Brining a turkey is already a great way to enhance its flavor, but it's almost essential when you intend to cook it for such a long period on a smoker.
To create an effective turkey brine, fill a large bucket with two gallons of clean, cold water (an effective means of cooling is to use about a gallon and a half of water and make up the difference with ice cubes).
Mix in three cups of brown sugar, two cups of salt, a fourth of a cup of Worcestershire sauce, two tablespoons of black pepper, and a tablespoon of all your dried herbs.
Stir well until fully dissolved. Instead of adding the seasoning to a cold brine, you could also take about a quart of the water and boil it with the seasoning before returning it to the bucket for easier dissolution.
Place the turkey into the brine, cover with the lid, and let rest in a cool place overnight or up to 24 hours.
Once you've removed your turkey from the brine, pat it dry thoroughly inside and out with paper towels. Discard any remaining brine.
With kitchen shears cut along both sides of the turkey's spine being careful to cut the least amount of meat as possible.
Removing any last bits of flesh keeping it attached to the bird, pull out the turkey spine and set aside.
Pull out the wishbone and flatten the turkey down, cracking the breastbone if needed.
Save anything trimmed from the turkey in the fridge as parts like the spine can be used to make fantastic turkey stock and gravy.
Dry rub the spatchcock turkey down with olive oil before mixing together the remaining spices from the list, covering the outside of the meat thoroughly.
Simply let it sit out somewhere safe at room temperature as you prepare the next step of the recipe.
Also, if you're using wood chips, start soaking them in hot water before moving in.
After seasoning the turkey, you'll have to preheat the smoker.
Fill it up part of the way and light it to get things started, closing the lid so that the heat can build up.
After the coals have burnt down some (ten minutes or so), add on more coals and your wood before placing on the grate and closing the lid again.
Fill your water tank and let things get smoky.
Choose the wood depending on the smoke flavor you want to get.
Shoot for a temperature around 275 degrees Fahrenheit.
This is slightly higher than most smoking temperatures, but the turkey can stand up to it given its naturally denser, less fatty meat.
When you've gotten it to that temperature, you're ready to smoke.
Place turkey onto the smoker bird breast side down and close the lid.
Like with all poultry, you'll want to cook it to around the internal temperature of 165 degrees Fahrenheit in the thickest part of the breast.
With the slow cooking process at a low temperature, you should easily be able to reach this without overcooking any part of the meat.

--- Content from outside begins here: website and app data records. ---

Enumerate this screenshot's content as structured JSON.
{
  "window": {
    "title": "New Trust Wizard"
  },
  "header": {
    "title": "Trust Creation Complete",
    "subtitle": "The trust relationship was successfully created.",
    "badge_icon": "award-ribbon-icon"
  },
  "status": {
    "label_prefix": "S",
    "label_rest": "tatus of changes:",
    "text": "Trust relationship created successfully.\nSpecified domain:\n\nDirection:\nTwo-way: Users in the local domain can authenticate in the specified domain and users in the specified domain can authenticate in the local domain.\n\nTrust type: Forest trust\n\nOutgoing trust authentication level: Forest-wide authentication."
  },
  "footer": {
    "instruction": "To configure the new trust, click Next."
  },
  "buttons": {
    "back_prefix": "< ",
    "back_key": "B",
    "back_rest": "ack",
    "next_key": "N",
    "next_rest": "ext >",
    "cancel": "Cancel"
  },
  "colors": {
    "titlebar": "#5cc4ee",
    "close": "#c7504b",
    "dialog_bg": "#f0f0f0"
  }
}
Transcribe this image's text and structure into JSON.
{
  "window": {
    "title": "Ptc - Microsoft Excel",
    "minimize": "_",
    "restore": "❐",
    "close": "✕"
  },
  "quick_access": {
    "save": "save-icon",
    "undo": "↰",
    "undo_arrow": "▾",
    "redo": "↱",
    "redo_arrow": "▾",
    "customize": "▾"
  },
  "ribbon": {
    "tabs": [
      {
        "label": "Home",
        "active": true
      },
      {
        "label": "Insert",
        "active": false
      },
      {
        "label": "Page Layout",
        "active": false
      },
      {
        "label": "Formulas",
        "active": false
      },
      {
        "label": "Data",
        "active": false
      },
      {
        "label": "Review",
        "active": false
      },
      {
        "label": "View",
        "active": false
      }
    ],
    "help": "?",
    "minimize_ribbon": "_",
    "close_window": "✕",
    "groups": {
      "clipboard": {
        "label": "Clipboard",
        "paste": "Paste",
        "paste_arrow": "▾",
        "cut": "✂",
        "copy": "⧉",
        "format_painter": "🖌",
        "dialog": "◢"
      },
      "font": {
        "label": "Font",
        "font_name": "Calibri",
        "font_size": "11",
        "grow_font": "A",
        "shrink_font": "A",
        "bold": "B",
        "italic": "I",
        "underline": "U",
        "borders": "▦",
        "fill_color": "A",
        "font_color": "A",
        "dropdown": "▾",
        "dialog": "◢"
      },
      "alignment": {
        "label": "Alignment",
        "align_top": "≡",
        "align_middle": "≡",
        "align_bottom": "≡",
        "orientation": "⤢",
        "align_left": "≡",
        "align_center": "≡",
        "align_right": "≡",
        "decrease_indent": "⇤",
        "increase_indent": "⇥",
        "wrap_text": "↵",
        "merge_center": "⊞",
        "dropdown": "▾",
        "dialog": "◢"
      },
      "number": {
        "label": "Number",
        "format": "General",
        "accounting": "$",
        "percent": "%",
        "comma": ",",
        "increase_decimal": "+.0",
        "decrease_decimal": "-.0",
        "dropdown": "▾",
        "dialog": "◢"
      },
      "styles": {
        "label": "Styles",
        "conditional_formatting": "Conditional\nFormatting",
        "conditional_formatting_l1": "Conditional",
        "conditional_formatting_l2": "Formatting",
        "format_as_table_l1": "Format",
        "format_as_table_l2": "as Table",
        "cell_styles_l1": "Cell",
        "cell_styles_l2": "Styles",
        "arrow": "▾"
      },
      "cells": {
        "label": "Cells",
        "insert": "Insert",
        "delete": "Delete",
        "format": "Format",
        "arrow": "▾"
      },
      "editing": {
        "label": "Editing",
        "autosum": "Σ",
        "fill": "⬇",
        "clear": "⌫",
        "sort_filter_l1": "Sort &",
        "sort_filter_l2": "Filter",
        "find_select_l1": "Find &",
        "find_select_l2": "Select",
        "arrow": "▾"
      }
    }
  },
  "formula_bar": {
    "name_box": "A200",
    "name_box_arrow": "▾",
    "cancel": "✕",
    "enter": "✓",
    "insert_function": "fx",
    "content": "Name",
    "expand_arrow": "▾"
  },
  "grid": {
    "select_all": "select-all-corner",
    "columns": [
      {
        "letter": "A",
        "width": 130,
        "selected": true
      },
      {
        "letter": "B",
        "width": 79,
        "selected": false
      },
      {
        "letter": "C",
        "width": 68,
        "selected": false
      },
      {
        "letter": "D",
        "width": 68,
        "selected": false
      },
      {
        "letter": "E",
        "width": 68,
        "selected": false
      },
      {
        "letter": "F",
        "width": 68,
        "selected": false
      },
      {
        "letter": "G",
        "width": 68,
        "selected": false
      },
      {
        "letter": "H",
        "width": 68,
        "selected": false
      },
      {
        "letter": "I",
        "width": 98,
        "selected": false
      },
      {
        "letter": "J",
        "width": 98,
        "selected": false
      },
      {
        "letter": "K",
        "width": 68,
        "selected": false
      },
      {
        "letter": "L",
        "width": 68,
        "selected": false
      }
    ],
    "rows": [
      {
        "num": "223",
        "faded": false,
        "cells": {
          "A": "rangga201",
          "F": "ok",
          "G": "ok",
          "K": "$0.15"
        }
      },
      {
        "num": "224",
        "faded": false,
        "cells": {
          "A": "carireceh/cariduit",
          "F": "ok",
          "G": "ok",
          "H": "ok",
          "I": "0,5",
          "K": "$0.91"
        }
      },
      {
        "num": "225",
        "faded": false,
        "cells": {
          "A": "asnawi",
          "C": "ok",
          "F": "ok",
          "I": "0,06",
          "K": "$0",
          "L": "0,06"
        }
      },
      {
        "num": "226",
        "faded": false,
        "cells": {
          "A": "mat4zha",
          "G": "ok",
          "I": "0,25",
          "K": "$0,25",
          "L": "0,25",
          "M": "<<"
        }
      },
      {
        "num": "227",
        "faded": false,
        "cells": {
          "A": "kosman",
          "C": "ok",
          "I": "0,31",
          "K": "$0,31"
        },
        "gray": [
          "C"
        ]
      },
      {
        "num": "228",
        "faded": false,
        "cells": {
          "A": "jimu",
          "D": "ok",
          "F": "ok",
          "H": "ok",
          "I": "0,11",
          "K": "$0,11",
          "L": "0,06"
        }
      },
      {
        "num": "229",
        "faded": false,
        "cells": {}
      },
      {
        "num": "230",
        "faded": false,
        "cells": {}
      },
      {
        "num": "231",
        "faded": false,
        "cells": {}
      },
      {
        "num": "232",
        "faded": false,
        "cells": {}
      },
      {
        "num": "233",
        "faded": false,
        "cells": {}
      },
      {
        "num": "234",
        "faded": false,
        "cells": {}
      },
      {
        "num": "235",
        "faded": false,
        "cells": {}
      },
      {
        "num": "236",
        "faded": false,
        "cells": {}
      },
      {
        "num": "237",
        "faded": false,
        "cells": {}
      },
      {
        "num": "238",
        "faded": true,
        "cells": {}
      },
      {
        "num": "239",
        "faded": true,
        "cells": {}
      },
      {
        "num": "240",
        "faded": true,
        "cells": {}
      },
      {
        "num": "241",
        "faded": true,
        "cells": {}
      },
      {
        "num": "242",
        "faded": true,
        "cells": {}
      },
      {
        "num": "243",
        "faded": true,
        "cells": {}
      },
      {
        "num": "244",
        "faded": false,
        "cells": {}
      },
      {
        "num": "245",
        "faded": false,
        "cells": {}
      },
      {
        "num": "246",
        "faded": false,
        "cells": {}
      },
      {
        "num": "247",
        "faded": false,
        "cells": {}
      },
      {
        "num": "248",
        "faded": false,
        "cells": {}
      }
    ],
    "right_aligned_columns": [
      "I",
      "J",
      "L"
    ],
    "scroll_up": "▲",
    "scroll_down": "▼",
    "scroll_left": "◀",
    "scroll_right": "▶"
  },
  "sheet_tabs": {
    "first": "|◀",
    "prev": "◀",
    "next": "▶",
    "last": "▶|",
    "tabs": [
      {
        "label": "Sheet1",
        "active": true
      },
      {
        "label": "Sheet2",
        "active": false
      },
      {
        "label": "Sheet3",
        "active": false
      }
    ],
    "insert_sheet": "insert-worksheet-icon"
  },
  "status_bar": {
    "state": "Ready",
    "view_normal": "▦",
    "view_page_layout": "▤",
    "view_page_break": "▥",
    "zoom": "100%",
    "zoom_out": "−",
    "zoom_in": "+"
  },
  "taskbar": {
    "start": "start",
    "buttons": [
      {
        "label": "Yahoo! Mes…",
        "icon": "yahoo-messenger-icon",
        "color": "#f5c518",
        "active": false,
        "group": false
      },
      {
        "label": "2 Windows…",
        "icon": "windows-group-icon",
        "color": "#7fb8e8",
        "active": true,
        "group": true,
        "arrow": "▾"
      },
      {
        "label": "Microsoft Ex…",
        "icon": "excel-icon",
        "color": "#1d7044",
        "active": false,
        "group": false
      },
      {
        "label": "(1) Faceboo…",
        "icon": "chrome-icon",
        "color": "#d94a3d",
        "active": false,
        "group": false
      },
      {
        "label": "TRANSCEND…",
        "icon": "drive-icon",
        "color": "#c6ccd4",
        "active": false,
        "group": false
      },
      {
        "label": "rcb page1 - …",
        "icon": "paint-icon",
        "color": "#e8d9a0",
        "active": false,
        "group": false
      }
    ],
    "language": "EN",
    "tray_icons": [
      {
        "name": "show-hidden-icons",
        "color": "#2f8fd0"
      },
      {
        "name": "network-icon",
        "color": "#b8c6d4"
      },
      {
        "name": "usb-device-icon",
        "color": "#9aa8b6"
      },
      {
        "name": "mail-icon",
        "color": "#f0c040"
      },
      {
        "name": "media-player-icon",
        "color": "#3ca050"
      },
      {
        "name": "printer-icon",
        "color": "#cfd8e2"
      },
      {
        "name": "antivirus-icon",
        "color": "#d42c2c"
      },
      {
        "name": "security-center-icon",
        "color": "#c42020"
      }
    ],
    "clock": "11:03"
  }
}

As the turkey smokes, make sure you're monitoring the levels of wood, charcoal, and water left in the smoker, replacing them as needed.
Additionally, maintain the heat consistency by adjusting the air vents, especially when adding more fuel.
Around halfway through cooking (an hour and a half or so), flip the turkey breast side up to let each side cook evenly.
Start checking for temperature around this point, too. If you're concerned the outside may be starting to burn, you can wrap the bird loosely in aluminum foil for the duration of the cook.
In total, the cook time for this recipe is around three hours, turkey cooks at around this point. Adjustments made for how well you can maintain the right heat level.
Like all meat, turkey needs to rest when first taken off the heat.
You can do this simply by wrapping it loosely in foil and letting it sit undisturbed on a flat surface.
Alternative, you could wrap the foil package in a clean towel and transfer the whole thing to an empty cooler, helping to retain the heat during a longer rest.
Speaking of resting times, the absolute minimum amount of time you want to rest a turkey is half an hour.
However, chefs know that resting a turkey for the same length of time you cooked it can make a world of difference.
As such, it's recommended you employ the above cooler technique for the best flavor and juiciest meat.
After the arduous task of resting has been completed, you're finally ready to eat.